COPENHAGEN, Denmark — Arne Treholt, the former Norwegian Foreign Ministry official who was convicted of spying for the Soviet Union in what became Norway’s biggest Cold War espionage scandal, has died, authorities said Monday. He was 80.
In 1985, Treholt was sentenced to 20 years for giving Norwegian and NATO defense plans along with sensitive political information to his Soviet handlers over a nine-year period. He was also convicted of carrying out less serious intelligence breaches for Iraq.
Treholt, who claimed he worked as a “business consultant,” confessed to meeting and taking money from people working for the KGB. However, he denied being a spy in several books he later wrote and made several unsuccessful bids to have a retrial in Norway.
He was pardoned in 1992 on health reasons and left Norway to live in Cyprus and in Moscow.

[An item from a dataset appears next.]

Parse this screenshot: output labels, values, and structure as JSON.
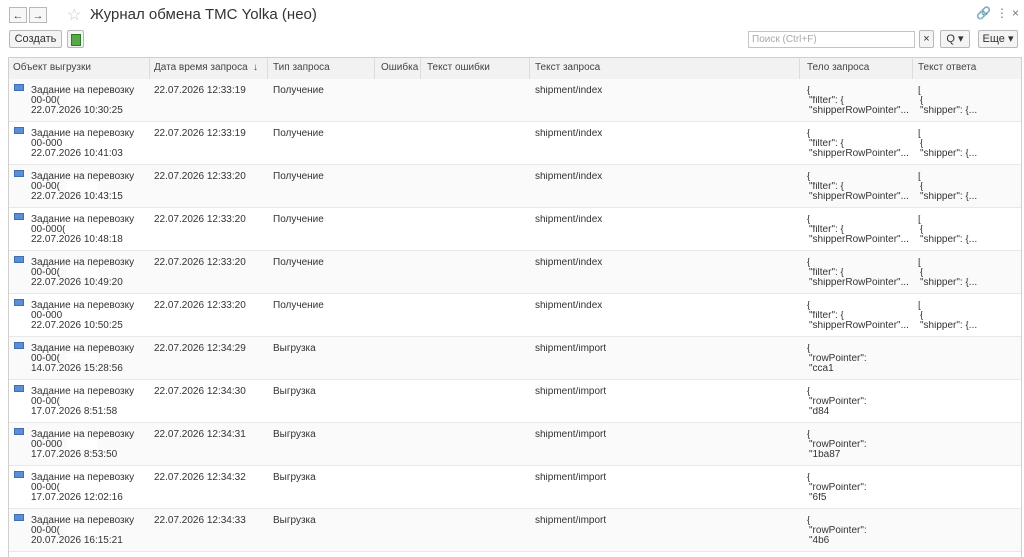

The Norwegian Foreign Ministry confirmed it was aware of his death but provided no further details. Aftenposten, one of Norway’s largest dailies, wrote Sunday that Treholt had died after a brief disease in Moscow. Aftenposten also said he was survived by a son and two grandchildren.